## THE DATA:
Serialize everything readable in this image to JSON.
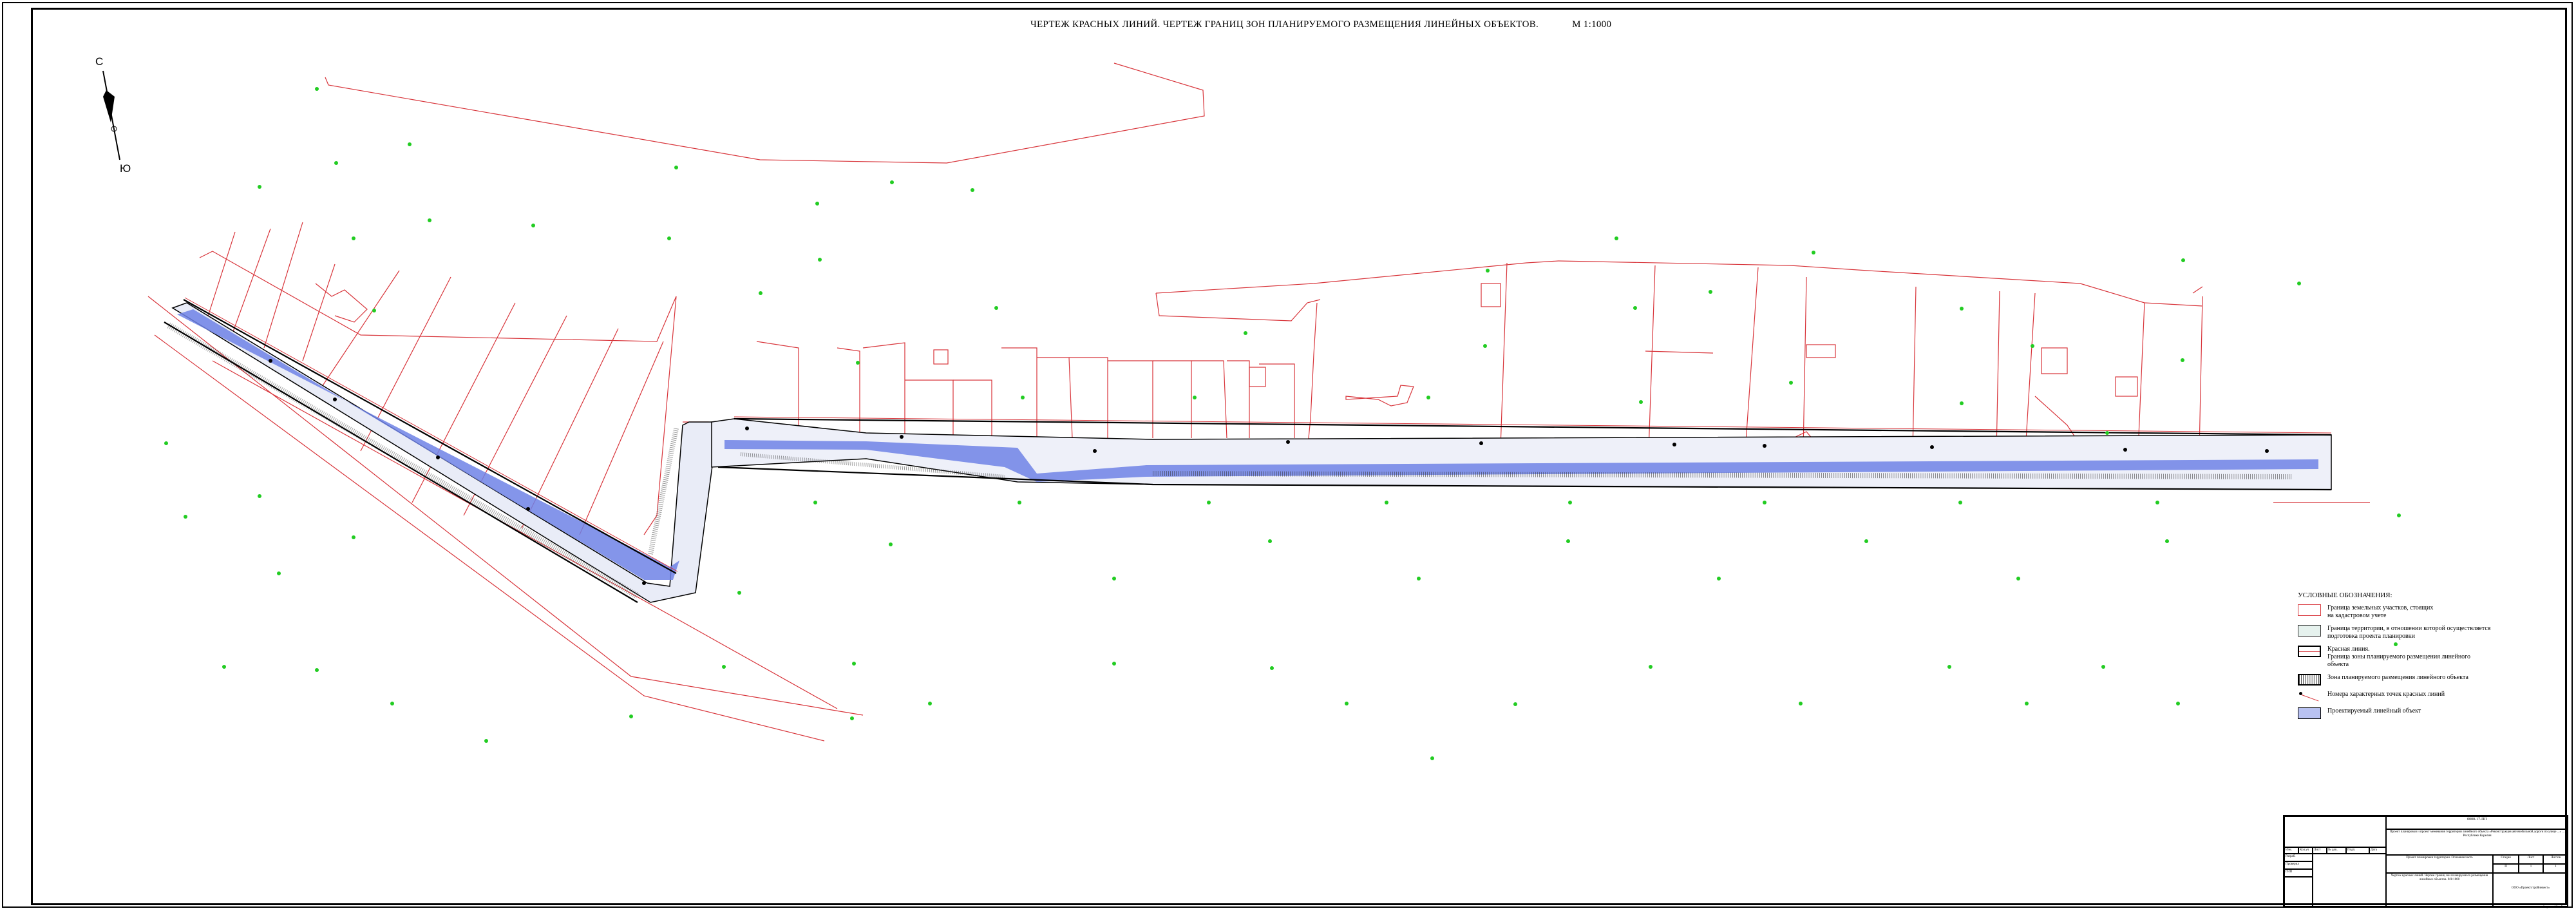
{
  "title": {
    "text": "ЧЕРТЕЖ КРАСНЫХ ЛИНИЙ. ЧЕРТЕЖ ГРАНИЦ ЗОН ПЛАНИРУЕМОГО РАЗМЕЩЕНИЯ ЛИНЕЙНЫХ ОБЪЕКТОВ.",
    "scale": "М 1:1000"
  },
  "north_arrow": {
    "north": "С",
    "south": "Ю"
  },
  "colors": {
    "parcel": "#d8343a",
    "road_fill": "#6f82e6",
    "survey_point": "#22cc22",
    "zone": "#555555"
  },
  "legend": {
    "title": "УСЛОВНЫЕ ОБОЗНАЧЕНИЯ:",
    "items": [
      {
        "symbol": "parcel-boundary",
        "text": "Граница земельных участков, стоящих\nна кадастровом учете"
      },
      {
        "symbol": "territory-boundary",
        "text": "Граница территории, в отношении которой осуществляется\nподготовка проекта планировки"
      },
      {
        "symbol": "red-line",
        "text": "Красная линия.\nГраница зоны планируемого размещения линейного объекта"
      },
      {
        "symbol": "placement-zone",
        "text": "Зона планируемого размещения линейного объекта"
      },
      {
        "symbol": "characteristic-point",
        "text": "Номера характерных точек красных линий"
      },
      {
        "symbol": "designed-object",
        "text": "Проектируемый линейный объект"
      }
    ]
  },
  "stamp": {
    "code": "0000-17-ПП",
    "project": "Проект планировки и проект межевания территории линейного объекта «Реконструкция автомобильной дороги по улице ...» ... Республики Карелия",
    "section": "Проект планировки территории. Основная часть",
    "sheet_title": "Чертеж красных линий. Чертеж границ зон планируемого размещения линейных объектов. М1:1000",
    "org": "ООО «Проектстройинвест»",
    "stage_label": "Стадия",
    "sheet_label": "Лист",
    "sheets_label": "Листов",
    "stage": "П",
    "sheet": "1",
    "sheets": "1",
    "role_rows": [
      "Изм.",
      "Кол.уч",
      "Лист",
      "№ док.",
      "Подп.",
      "Дата"
    ],
    "people": [
      "Разраб.",
      "Проверил",
      "ГИП"
    ],
    "format": "Формат А3 x 5"
  }
}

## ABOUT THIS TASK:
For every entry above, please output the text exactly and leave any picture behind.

## RESPONSE:
Serialize everything readable in this image to JSON.
{
  "title": {
    "text": "ЧЕРТЕЖ КРАСНЫХ ЛИНИЙ. ЧЕРТЕЖ ГРАНИЦ ЗОН ПЛАНИРУЕМОГО РАЗМЕЩЕНИЯ ЛИНЕЙНЫХ ОБЪЕКТОВ.",
    "scale": "М 1:1000"
  },
  "north_arrow": {
    "north": "С",
    "south": "Ю"
  },
  "colors": {
    "parcel": "#d8343a",
    "road_fill": "#6f82e6",
    "survey_point": "#22cc22",
    "zone": "#555555"
  },
  "legend": {
    "title": "УСЛОВНЫЕ ОБОЗНАЧЕНИЯ:",
    "items": [
      {
        "symbol": "parcel-boundary",
        "text": "Граница земельных участков, стоящих\nна кадастровом учете"
      },
      {
        "symbol": "territory-boundary",
        "text": "Граница территории, в отношении которой осуществляется\nподготовка проекта планировки"
      },
      {
        "symbol": "red-line",
        "text": "Красная линия.\nГраница зоны планируемого размещения линейного объекта"
      },
      {
        "symbol": "placement-zone",
        "text": "Зона планируемого размещения линейного объекта"
      },
      {
        "symbol": "characteristic-point",
        "text": "Номера характерных точек красных линий"
      },
      {
        "symbol": "designed-object",
        "text": "Проектируемый линейный объект"
      }
    ]
  },
  "stamp": {
    "code": "0000-17-ПП",
    "project": "Проект планировки и проект межевания территории линейного объекта «Реконструкция автомобильной дороги по улице ...» ... Республики Карелия",
    "section": "Проект планировки территории. Основная часть",
    "sheet_title": "Чертеж красных линий. Чертеж границ зон планируемого размещения линейных объектов. М1:1000",
    "org": "ООО «Проектстройинвест»",
    "stage_label": "Стадия",
    "sheet_label": "Лист",
    "sheets_label": "Листов",
    "stage": "П",
    "sheet": "1",
    "sheets": "1",
    "role_rows": [
      "Изм.",
      "Кол.уч",
      "Лист",
      "№ док.",
      "Подп.",
      "Дата"
    ],
    "people": [
      "Разраб.",
      "Проверил",
      "ГИП"
    ],
    "format": "Формат А3 x 5"
  }
}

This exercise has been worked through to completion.